• [Your goal] Everything in the data below except the pictures must be repeated word for word.

▬▬▬▬▬▬

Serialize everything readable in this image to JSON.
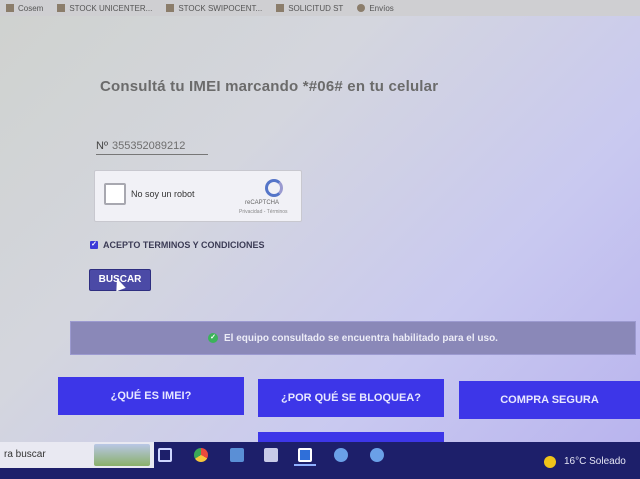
{
  "bookmarks": [
    {
      "label": "Cosem",
      "icon": "folder-icon"
    },
    {
      "label": "STOCK UNICENTER...",
      "icon": "folder-icon"
    },
    {
      "label": "STOCK SWIPOCENT...",
      "icon": "folder-icon"
    },
    {
      "label": "SOLICITUD ST",
      "icon": "folder-icon"
    },
    {
      "label": "Envíos",
      "icon": "drop-icon"
    }
  ],
  "page": {
    "title": "Consultá tu IMEI marcando *#06# en tu celular",
    "imei": {
      "prefix": "Nº",
      "value": "355352089212"
    },
    "captcha": {
      "label": "No soy un robot",
      "brand": "reCAPTCHA",
      "links": "Privacidad - Términos"
    },
    "terms_label": "ACEPTO TERMINOS Y CONDICIONES",
    "search_button": "BUSCAR",
    "status_message": "El equipo consultado se encuentra habilitado para el uso.",
    "buttons": [
      "¿QUÉ ES IMEI?",
      "¿POR QUÉ SE BLOQUEA?",
      "COMPRA SEGURA"
    ]
  },
  "taskbar": {
    "search_placeholder": "ra buscar",
    "weather": "16°C  Soleado"
  },
  "colors": {
    "accent": "#3d36e8",
    "status_ok": "#3bb35a"
  }
}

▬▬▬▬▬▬

• [Your response]
Serialize everything readable in this image to JSON.
{
  "bookmarks": [
    {
      "label": "Cosem",
      "icon": "folder-icon"
    },
    {
      "label": "STOCK UNICENTER...",
      "icon": "folder-icon"
    },
    {
      "label": "STOCK SWIPOCENT...",
      "icon": "folder-icon"
    },
    {
      "label": "SOLICITUD ST",
      "icon": "folder-icon"
    },
    {
      "label": "Envíos",
      "icon": "drop-icon"
    }
  ],
  "page": {
    "title": "Consultá tu IMEI marcando *#06# en tu celular",
    "imei": {
      "prefix": "Nº",
      "value": "355352089212"
    },
    "captcha": {
      "label": "No soy un robot",
      "brand": "reCAPTCHA",
      "links": "Privacidad - Términos"
    },
    "terms_label": "ACEPTO TERMINOS Y CONDICIONES",
    "search_button": "BUSCAR",
    "status_message": "El equipo consultado se encuentra habilitado para el uso.",
    "buttons": [
      "¿QUÉ ES IMEI?",
      "¿POR QUÉ SE BLOQUEA?",
      "COMPRA SEGURA"
    ]
  },
  "taskbar": {
    "search_placeholder": "ra buscar",
    "weather": "16°C  Soleado"
  },
  "colors": {
    "accent": "#3d36e8",
    "status_ok": "#3bb35a"
  }
}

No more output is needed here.